Taking a holistic perspective, the “Pentagon’s future battle network” has immense potential and offers infinite variations/ variables. From low altitude tactical reconnaissance to tactical ELINT, to base/formation security, to assassination missions, they would also be an asset in support of Special Forces. What if they could be armed with some specialised micro-weapons? A frightening thought. Operating in a “swarm” with programmed “hive mentality”, their lethality can best be reminiscent of the 1963 Alfred Hitchcock horror movie “The Birds” and the 1978 disaster-horror movie “Swarm” starring Michael Caine.
Both films took a peek into the consequences of a possible eco-biological imbalance in birds, in the first instance and bees in the latter case, which triggers volatile behaviour, in fact making them brutal killing machines (hordes). In both cases, the civil administration was unable to cope with the situation and the military had to step in. I think we are looking at a revolution in military warfare.

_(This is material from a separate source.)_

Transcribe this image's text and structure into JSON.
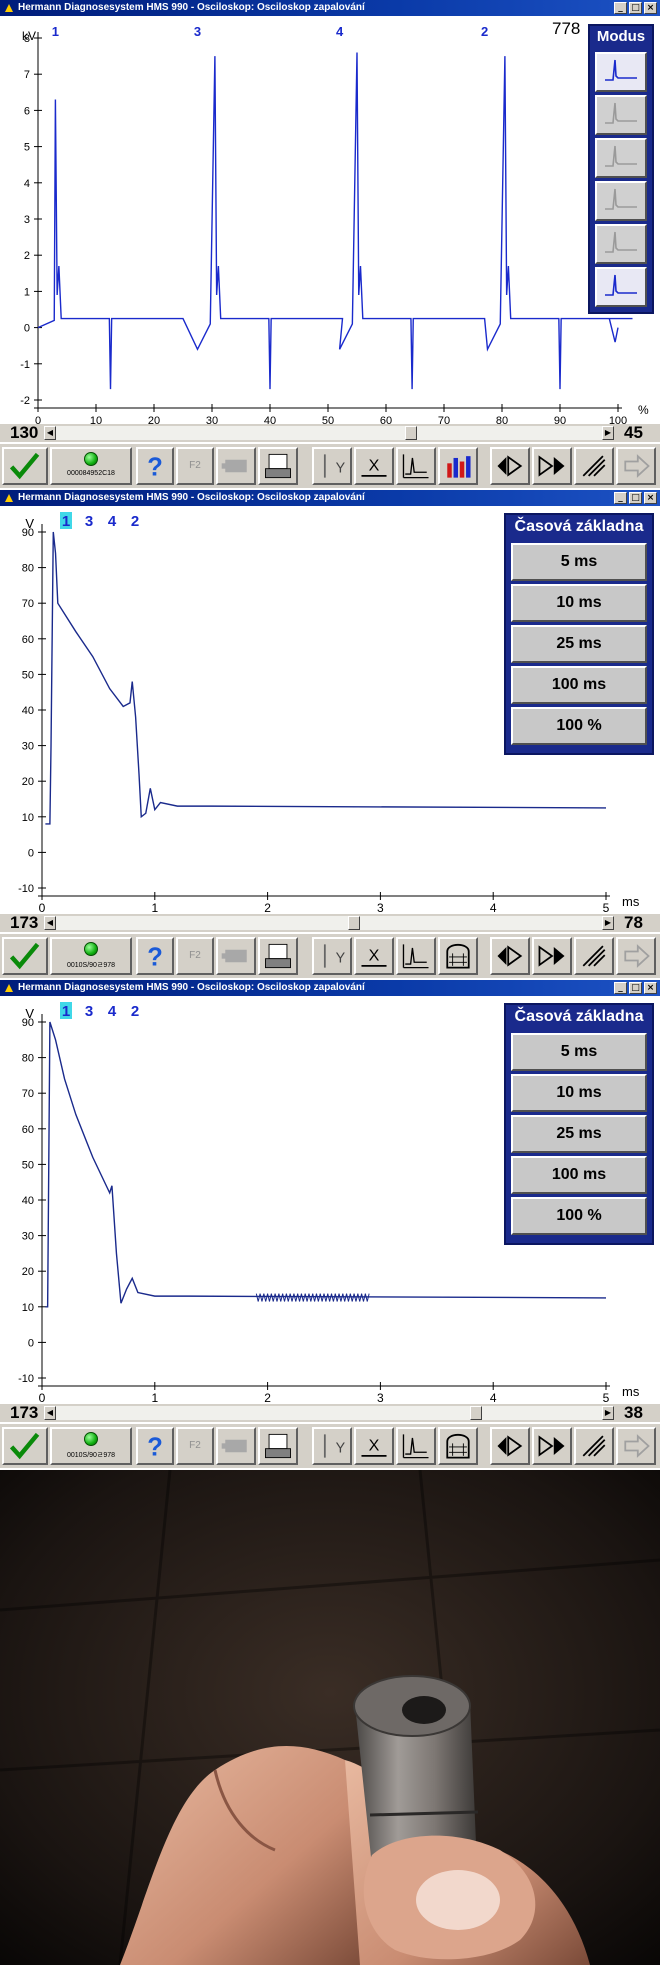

An alumnus of NDA and DSSC, Air Mshl Sumit Mukerji has served the IAF as a fighter pilot with distinction He has commanded three units, a MiG-29 Sqn, a MiG-25 SR Sqn and TACDE (considered the ‘Top Gun’ school of the IAF) and also served as the Air Attaché in Washington DC. He retired in 2011 as the AOC-in-C of Southern Air Command.